  14. Partnerships Building partnerships is important. Having support from other local officials can go a long way in discouraging burning. • Local law enforcement (Sheriff, Constable, etc.) • Town Selectboards, town clerks • Fire Wardens and fire departments • Health Officers

  15. Comments and Lessons Learned • Promotion is tough, getting the word out to everyone is not possible so it will take time to have an affect • Watch out for TOES. Local fire wardens, select board members and others may feel your work is overstepping theirs. Make a strong effort to recruit partners

  16. Response time can be an issue. If you say you are doing “active” enforcement you must offer active enforcement • Repeat offenses; you must be willing to issue tickets for repeat offenses • Safety- be aware that some residents will resent enforcement officers on their property or issuing tickets. Use a local Sheriff for back-up if this may be an issue

  17. Conclusion • Active Enforcement works! • Do patrols • Talk to people, even if they are not burning, Yet • Keep a log of your progress • Hire only friendly, well spoken enforcement officers. Avoid people who

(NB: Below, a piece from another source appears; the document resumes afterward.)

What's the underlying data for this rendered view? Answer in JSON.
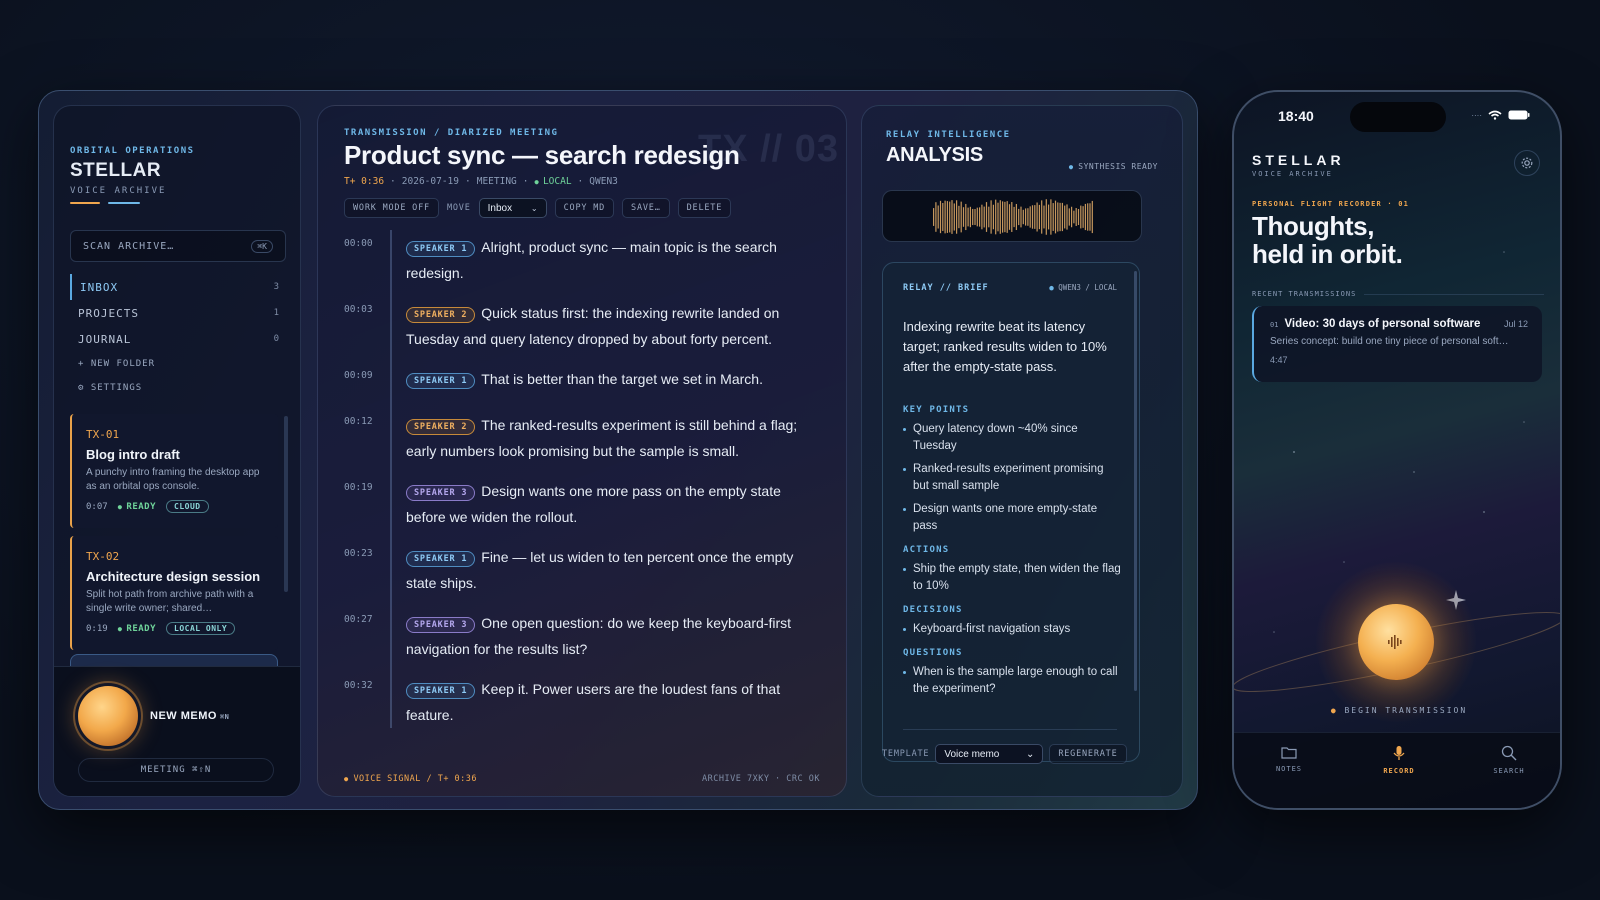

  18. For more information or to receive a copy of the NWSWD Ordinance: Mike Loner Project Specialist, NWSWD Phone: (802) 524-5986 Email: nwswdps@adelphia.net